Start of ENTRIES PROVIDED

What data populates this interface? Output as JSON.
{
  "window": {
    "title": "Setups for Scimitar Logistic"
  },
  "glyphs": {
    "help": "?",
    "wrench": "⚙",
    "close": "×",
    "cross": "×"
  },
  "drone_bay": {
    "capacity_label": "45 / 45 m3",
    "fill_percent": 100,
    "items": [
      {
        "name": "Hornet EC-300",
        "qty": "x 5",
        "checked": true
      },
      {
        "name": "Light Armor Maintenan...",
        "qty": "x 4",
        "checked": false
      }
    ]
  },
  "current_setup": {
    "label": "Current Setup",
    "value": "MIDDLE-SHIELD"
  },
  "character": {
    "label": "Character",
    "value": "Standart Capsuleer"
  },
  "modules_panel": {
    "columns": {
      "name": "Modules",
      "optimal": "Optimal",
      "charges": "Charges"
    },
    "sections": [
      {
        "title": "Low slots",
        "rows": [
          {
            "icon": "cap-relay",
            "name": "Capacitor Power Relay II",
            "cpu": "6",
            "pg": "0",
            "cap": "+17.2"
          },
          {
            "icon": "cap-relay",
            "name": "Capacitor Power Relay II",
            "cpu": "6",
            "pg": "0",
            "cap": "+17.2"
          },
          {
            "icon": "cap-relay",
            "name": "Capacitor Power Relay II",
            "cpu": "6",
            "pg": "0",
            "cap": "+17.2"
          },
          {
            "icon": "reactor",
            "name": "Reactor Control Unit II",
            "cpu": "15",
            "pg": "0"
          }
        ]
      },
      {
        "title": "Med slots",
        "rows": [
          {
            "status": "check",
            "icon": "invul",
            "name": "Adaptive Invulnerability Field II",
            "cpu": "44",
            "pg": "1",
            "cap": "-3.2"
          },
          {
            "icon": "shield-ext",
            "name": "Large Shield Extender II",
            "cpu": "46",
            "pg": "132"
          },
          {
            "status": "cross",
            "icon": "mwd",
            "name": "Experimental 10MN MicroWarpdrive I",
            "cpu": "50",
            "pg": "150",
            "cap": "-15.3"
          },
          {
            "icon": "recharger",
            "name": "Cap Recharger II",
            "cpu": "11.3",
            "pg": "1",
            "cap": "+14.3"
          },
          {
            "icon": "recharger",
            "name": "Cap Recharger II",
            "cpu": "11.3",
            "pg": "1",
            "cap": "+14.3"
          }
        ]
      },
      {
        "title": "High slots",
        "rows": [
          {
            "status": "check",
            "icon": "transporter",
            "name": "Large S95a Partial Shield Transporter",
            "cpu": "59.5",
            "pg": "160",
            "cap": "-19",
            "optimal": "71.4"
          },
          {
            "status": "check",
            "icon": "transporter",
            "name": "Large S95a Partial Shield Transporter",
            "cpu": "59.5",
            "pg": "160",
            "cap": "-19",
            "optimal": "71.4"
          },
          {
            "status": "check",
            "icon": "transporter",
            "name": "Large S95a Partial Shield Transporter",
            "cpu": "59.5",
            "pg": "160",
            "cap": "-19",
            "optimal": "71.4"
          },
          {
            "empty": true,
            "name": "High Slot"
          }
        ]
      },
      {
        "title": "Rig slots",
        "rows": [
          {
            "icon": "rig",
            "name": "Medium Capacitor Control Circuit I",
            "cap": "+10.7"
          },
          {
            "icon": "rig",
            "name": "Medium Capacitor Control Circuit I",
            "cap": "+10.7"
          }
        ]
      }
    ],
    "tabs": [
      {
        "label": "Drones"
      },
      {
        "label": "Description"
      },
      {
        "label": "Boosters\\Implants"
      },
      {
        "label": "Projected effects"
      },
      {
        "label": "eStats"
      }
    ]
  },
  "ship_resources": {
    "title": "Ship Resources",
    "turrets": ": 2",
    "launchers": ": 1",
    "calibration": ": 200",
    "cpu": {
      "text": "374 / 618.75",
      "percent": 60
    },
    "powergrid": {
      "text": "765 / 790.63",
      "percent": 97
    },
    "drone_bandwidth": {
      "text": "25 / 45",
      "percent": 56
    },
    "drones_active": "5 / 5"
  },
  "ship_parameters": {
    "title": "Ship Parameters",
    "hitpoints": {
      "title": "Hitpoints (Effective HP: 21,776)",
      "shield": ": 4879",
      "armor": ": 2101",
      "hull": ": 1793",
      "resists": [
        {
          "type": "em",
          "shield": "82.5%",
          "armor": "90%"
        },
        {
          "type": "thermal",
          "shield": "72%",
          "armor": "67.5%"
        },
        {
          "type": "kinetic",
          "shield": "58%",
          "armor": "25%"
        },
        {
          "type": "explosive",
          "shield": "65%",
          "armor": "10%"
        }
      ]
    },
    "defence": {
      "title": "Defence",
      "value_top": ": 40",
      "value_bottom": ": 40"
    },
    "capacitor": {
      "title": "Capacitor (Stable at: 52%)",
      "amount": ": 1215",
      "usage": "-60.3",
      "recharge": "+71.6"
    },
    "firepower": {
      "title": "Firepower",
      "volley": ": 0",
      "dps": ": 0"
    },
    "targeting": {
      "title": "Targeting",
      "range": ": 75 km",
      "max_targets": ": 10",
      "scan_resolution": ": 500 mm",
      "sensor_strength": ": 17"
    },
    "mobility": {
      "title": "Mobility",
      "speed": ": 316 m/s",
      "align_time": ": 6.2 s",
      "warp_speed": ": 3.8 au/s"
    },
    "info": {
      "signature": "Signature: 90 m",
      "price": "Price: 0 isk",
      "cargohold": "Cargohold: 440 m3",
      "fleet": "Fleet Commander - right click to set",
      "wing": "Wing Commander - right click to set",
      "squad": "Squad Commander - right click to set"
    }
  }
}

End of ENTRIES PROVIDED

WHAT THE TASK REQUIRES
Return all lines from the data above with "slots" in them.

RESULT FOR THIS TASK
        "title": "Low slots",
        "title": "Med slots",
        "title": "High slots",
        "title": "Rig slots",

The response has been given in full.